The sonorous sound of the chorus was one of the musical highlights of the evening: the sforzandi crescendos in their lamentations for the loss of Euridice in the second half were extremely effective. In the programme notes, director Matthew Eberhardt draws our attention to these outbursts of “collective emotion”, and his meticulously choreographed ensemble sequences deserve mention here. These were some of the most vivid moments of the first half: intricately crafted dances which united the chorus in scenic constellations depicting prayer, rejoicing, and flower-gathering. Natalie Perez evoked elegant statue-like gestures in her role as “Music”, prior to becoming an equally graceful Eurydice. Hastings (Orfeo) and Perez made a handsome leading couple, and there were moments of chemistry between them – but the dramatic depiction of their courtship was unclear, and Orfeo seemed to be mourning from the start of the opera, which made his desolation at the discovery of his wife’s death less striking.

The absence of visual differentiation between characters divine and mortal was also problematic. It is possible that the fragmentary structure of Monteverdi’s 17th-century work is to blame for this; however, Rachel Szmukler’s elegant costumes – flowing skirts for the ladies and black suits for the men – did not aid our identification of individual characters (such as the Messenger and “Hope”), who emerged directly from the choruses of “countryfolk” and wedding guests. This lack of supernatural visual material could be attributed to Eberhardt’s aim of bringing the opera into the 21st century; however, this modernisation didn’t always help us to understand the plight of the heroes. The depiction of Hades as a graffiti-covered lair populated by leather-clad punks and topless men was also questionable. It effectively established the opposition between the innocence of Euridice and the corrupt nature of Hell, but when Pluto, played by Ian Helm with great stage presence, put down his copy of Fifty Shades of Grey to light a cigarette, Eberhardt’s dramatisation of the underworld came across as more of an attempt to be subversive, or contemporary, rather than to evoke a genuinely sinister depiction of hell. By downplaying the visual opposition between human and divine figures, the production appeared to be less in thrall to the irrevocable powers of Fate, Death and the Gods than the myth would imply, and there was very little to suggest a fatal struggle between these elemental forces.

There also seemed to be a lack of communication between Orfeo and Charon, the Ferryman, over the waters of Hades. When Orfeo implores Charon to let him pass and charms him to sleep with his singing, the dialogue between them should be full of tension, and we should sense that Charon is powerless before Orfeo’s music. Here, however, there was a crucial loss of dramatic momentum created by static staging.
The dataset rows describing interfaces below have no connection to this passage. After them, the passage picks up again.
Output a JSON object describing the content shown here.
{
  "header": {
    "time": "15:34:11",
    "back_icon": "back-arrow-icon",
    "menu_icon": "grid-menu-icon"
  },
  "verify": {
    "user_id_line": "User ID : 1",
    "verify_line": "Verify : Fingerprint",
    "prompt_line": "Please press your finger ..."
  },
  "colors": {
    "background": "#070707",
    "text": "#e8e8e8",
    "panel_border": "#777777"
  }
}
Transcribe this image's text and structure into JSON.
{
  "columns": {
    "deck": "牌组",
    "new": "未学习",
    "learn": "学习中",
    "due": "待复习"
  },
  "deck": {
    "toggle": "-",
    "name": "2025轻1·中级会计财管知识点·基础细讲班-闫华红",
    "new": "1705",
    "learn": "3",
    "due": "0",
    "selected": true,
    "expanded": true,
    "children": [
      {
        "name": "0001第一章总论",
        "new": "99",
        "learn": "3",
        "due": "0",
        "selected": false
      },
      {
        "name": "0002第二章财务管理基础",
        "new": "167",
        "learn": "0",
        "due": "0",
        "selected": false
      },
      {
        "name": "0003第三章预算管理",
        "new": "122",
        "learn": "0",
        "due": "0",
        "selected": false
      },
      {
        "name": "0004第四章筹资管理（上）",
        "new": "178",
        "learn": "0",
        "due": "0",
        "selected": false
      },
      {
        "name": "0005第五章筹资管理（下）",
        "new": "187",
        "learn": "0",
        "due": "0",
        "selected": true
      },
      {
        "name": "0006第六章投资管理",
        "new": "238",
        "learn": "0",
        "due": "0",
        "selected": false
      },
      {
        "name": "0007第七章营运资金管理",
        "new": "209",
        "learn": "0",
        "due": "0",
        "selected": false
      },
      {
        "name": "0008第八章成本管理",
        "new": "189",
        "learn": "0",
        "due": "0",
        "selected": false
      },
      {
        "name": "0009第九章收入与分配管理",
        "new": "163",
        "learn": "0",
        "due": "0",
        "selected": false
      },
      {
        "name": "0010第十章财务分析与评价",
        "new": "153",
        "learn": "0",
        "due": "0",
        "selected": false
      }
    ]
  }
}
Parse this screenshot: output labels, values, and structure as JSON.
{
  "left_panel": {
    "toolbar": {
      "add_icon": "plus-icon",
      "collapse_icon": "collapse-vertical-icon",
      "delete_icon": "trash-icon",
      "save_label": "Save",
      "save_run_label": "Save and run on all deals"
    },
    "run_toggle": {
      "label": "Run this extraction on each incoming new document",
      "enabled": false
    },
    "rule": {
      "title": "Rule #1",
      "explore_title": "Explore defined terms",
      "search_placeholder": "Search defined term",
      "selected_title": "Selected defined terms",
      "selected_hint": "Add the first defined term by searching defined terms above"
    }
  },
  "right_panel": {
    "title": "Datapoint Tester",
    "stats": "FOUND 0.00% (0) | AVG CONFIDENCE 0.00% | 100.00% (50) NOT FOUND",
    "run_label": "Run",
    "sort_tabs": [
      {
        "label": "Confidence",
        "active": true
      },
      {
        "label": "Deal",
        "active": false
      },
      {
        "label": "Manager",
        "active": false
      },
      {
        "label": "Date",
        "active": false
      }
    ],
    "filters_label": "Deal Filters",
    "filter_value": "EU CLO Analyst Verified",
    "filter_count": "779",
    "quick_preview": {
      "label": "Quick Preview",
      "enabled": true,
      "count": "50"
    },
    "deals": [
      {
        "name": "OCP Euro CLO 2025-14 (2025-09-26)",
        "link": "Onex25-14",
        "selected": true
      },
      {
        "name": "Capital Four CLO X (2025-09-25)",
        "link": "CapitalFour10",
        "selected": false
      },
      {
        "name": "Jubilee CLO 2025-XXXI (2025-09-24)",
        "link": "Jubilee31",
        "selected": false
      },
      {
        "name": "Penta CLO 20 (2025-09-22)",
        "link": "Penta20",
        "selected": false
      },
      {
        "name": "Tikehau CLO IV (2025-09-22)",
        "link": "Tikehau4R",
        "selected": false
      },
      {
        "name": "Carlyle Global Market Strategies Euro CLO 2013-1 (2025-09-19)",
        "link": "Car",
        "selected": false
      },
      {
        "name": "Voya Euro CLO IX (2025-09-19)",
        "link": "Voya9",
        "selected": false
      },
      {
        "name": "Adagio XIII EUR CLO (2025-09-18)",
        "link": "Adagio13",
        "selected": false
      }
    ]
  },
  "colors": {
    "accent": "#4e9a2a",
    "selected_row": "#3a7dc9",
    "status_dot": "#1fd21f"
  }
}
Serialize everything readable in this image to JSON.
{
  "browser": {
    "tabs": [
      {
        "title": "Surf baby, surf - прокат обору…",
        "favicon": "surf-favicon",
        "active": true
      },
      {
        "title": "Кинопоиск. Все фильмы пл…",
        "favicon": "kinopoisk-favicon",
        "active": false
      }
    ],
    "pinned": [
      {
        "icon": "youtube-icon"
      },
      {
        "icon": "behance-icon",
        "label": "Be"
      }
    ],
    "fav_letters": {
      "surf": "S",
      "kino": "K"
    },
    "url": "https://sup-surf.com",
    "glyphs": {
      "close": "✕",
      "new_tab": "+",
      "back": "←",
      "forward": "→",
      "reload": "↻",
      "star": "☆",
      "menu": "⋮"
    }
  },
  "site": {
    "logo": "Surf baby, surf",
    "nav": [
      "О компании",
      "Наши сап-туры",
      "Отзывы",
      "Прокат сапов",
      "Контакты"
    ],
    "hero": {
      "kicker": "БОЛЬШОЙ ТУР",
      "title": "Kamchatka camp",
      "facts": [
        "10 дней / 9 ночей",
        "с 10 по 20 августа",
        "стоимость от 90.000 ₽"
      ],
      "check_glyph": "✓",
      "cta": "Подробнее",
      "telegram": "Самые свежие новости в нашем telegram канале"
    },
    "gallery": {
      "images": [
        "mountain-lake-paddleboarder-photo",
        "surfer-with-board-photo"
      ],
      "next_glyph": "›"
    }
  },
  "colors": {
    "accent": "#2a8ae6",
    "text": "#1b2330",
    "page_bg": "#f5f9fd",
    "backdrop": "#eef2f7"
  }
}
Nevertheless, Ben Pickersgill’s lighting made atmospheric use of the space, subtly evoking very different moods within this intimate venue. Lack of depth in the emotional characterisation of the solo roles meant that it was harder to sympathise with them as individuals, and to follow the development of the plot. By contrast, the chorus came across differently: they seemed to work well together and there was a genuine rapport between them. Despite these issues, this company of emerging artists has a great deal of potential, and the dynamic use of authentic Baroque instruments by Musica Poetica was an exciting and memorable contribution to the overall experience.